Kṛṣṇa creates, maintains and annihilates the whole cosmic manifestation by expanding Himself in different incarnations. Everything is Kṛṣṇa, and everything depends on Kṛṣṇa, but He is not perceived in the material energy, and therefore it is called māyā, or illusion. In the spiritual energy, however, Kṛṣṇa is perceived at every step, in all circumstances. This perfectional stage of understanding is represented by the gopīs. As Kṛṣṇa is always aloof from the cosmic manifestation although it is completely dependent on Him, so a living entity is also completely aloof from his material, conditioned life although the material body has developed on the basis of spiritual existence. In the Bhagavad-gītā the whole cosmic manifestation is accepted as the mother of the living entities, and Kṛṣṇa is the father. As the father impregnates the mother by injecting the living entity within the womb, Kṛṣṇa injects all the living entities into the womb of the material nature. They come out in different bodies according to their different fruitive activities. But in all circumstances, the living entity is aloof from this material, conditioned life.
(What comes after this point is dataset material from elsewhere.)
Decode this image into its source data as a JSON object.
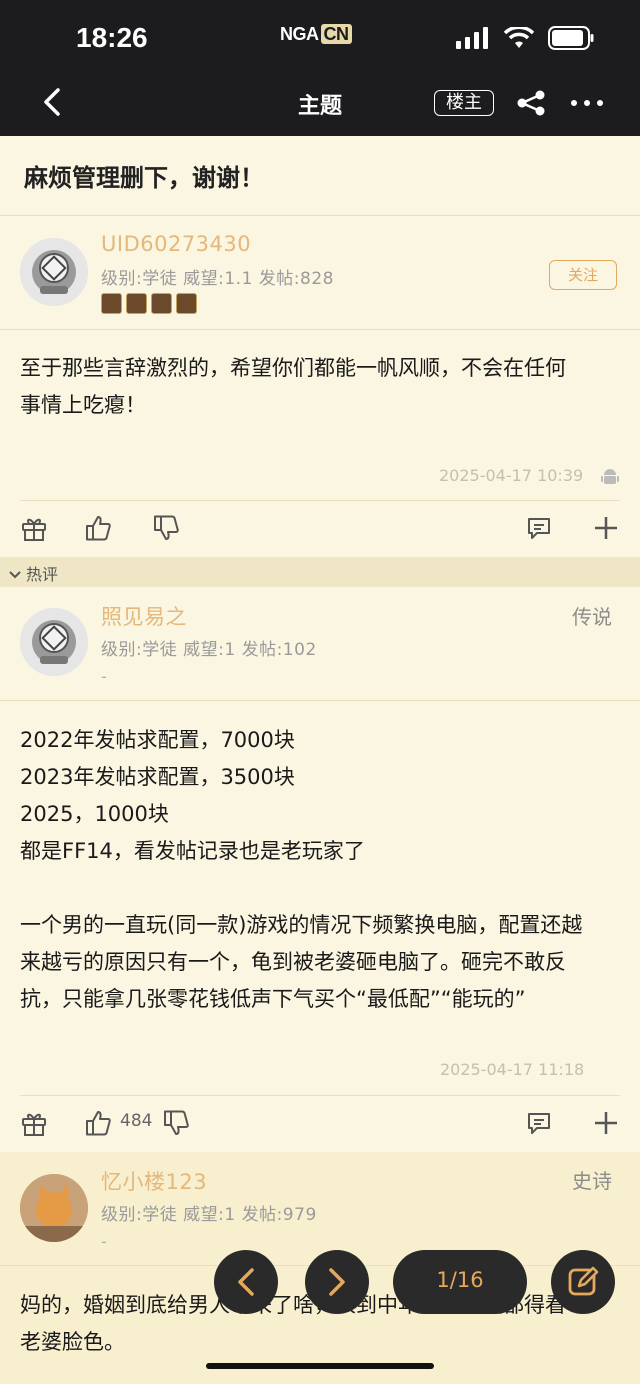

If we simply study our own bodies, we can understand how a living entity is always aloof from this bodily encagement. Every action of the body takes place by the interactions of the three modes of material nature. We can see at every moment many changes taking place in our bodies, but the spirit soul is aloof from all changes. One can neither create nor annihilate nor interfere with the actions of material nature. The living entity is therefore entrapped by the material body and conditioned in three stages, namely while awake, asleep and unconscious. The mind acts throughout all three conditions of life; the living entity in his sleeping or dreaming condition sees something as real, and when awake he sees the same thing as unreal. It is concluded, therefore, that under certain circumstances he accepts something as real, and under other circumstances he accepts the very same thing as unreal. These matters are the subject of study for the empiric philosopher or the sāṅkhya-yogī. To come to the right conclusion, sāṅkhya-yogīs undergo severe austerities and penances, practicing control of the senses and renunciation.
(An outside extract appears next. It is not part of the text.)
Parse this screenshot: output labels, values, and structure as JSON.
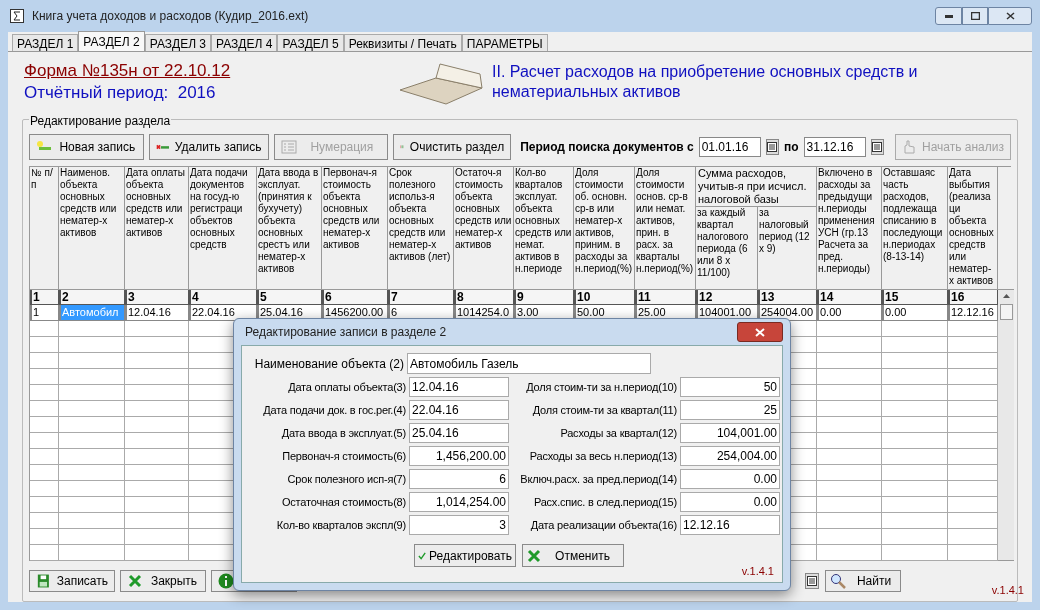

All these different ways of determining the ultimate goal of life are compared to rivers, and Kṛṣṇa is compared to the ocean. As the rivers flow down toward the ocean, all attempts for knowledge flow toward Kṛṣṇa. After many, many births of endeavor, when one actually comes to Kṛṣṇa, he attains the perfectional stage. Kṛṣṇa says in the Bhagavad-gītā, kleśo ’dhikataras teṣām avyaktāsakta-cetasām: (BG 12.5) “All are pursuing the path of realizing Me, but those who have adopted courses without any bhakti find their endeavor very troublesome.” Kṛṣṇa cannot be understood unless one comes to the point of bhakti.
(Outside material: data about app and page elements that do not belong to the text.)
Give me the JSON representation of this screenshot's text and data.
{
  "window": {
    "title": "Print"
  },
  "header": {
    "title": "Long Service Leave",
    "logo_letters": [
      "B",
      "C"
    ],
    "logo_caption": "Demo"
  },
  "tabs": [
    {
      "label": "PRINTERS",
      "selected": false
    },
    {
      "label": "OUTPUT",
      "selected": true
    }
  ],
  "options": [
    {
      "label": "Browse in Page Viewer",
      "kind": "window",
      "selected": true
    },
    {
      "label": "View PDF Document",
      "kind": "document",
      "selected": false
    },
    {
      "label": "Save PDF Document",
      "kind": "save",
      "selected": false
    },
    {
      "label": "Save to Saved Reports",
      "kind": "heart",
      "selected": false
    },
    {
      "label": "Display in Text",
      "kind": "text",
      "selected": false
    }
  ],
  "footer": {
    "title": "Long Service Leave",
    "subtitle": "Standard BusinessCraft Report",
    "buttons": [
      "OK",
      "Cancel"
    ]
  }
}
Three paths are enunciated in the Bhagavad-gītā: karma-yoga, jñāna-yoga and bhakti-yoga. Those who are too much addicted to fruitive activities are advised to perform actions which will bring them to bhakti. Those who are addicted to the pursuit of empiric philosophy are also advised to act in such a way that they will realize bhakti. Karma-yoga is therefore different from ordinary karma, and jñāna-yoga is different from ordinary jñāna. Ultimately, as stated by the Lord in the Bhagavad-gītā, bhaktyā mām abhijānāti: (BG 18.55) only through execution of devotional service can one understand Kṛṣṇa. The perfectional stage of devotional service was achieved by the gopīs because they did not care to know anything but Kṛṣṇa. It is confirmed in the Vedas, kasmin bhagavo vijñāte sarvam idaṁ vijñātaṁ bhavati. This means that simply by knowing Kṛṣṇa one automatically acquires all other knowledge.